Saturday, bright and early for West Coast folks, begins the 35-game FBS bowl season, with the New Mexico Bowl between Arizona and Nevada at 10 a.m. (Pacific).
In wading through a preview of the bowls the past couple of weeks, one thing stuck out to me — the number of bowl programs that either have a coach who has (a) left, (b) been fired, or (c) agreed to a new position but will continue coaching his team through the bowl.
I won’t try to parse all those differences, but I counted no fewer than 10 programs in which there’s a change at the top. They are:
— Western Kentucky
— San Jose State
— Texas Tech
— NC State
— Northern Illinois
— Kent State
— Arkansas State
Can’t tell you if that’s any kind of record, but I’ve got to believe it ranks up there with any other year of coaching transition affecting the bowls. And the fact that two of the programs — North Carolina State and Purdue — that aren’t elite both canned their coaches, Tom O’Brien and Danny Hope, respectively, tells you a couple of things. Because of the bloated number of bowls out there, making one isn’t the Holy Grail, the job-saver, that it used to be, and the pressure to win is getting truly oppressive (just ask Jon Embree, out after two years at Colorado, despite the fact he’s an alumnus).
USA Today, which does a great job chronicling trends like coaching salaries, had a couple of worthwhile pieces in recent days, one noting that schools making staff changes this year may be on the hook for a combined $50 million in buyouts, another detailing the salaries of bowl directors who are heading tax-exempt organizations and making big bucks. At the same time, says the newspaper, schools and conferences combined last year to pay the bowls a combined $20.9 million for unsold tickets as part of their bowl commitment.

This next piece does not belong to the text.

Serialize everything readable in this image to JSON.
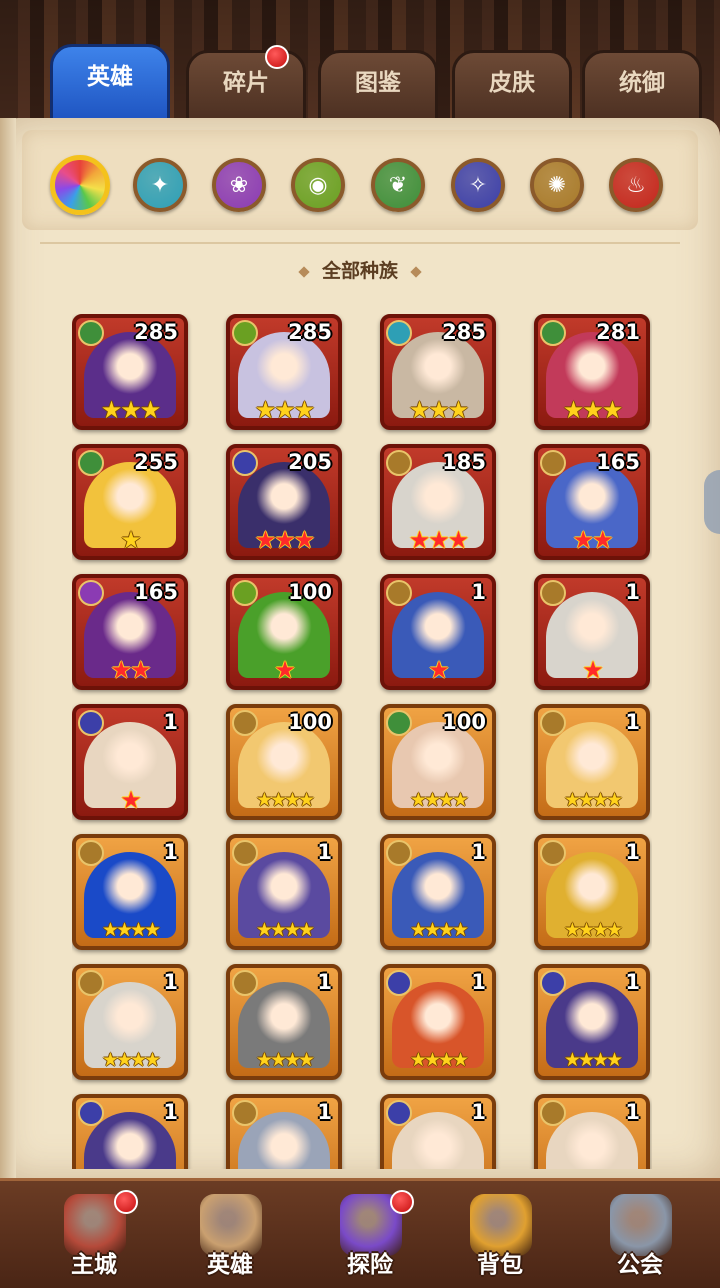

If you think the game has lost its way a bit, you’re probably not alone.